Exercise aim
Work out the count of lines in the entries below that include "name", and write only that count.

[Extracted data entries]
################

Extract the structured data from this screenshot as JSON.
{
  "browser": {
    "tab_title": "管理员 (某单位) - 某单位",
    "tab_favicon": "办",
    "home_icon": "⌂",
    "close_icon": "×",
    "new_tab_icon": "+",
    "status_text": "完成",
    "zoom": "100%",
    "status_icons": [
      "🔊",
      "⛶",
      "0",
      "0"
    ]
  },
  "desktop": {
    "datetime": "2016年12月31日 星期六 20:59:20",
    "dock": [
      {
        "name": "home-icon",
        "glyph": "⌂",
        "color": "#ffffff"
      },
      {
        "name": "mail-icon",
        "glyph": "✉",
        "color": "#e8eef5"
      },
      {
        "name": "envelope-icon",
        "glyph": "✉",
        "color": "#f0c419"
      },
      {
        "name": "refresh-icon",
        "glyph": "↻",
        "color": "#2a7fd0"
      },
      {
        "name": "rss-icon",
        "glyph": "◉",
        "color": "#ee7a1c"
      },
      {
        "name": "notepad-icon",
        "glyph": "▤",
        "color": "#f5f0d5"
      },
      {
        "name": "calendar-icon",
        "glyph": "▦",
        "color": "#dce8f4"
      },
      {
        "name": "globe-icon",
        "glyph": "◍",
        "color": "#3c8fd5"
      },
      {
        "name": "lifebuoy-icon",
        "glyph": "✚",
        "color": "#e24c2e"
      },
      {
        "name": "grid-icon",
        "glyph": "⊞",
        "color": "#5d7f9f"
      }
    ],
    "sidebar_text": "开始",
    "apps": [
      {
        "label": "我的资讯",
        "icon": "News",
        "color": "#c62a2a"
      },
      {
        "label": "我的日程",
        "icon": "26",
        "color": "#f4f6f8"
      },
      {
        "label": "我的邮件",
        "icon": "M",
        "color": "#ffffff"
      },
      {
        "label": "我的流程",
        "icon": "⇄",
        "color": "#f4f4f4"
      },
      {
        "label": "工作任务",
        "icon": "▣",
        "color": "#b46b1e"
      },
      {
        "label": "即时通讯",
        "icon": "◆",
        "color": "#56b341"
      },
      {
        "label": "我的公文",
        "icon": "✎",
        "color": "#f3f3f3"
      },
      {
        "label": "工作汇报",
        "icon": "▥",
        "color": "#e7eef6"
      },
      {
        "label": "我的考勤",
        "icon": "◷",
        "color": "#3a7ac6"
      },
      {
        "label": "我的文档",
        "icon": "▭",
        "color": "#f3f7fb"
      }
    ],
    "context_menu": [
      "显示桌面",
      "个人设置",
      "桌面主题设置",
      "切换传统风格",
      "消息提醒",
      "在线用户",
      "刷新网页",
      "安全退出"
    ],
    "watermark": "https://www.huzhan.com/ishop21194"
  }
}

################

Output for this task
10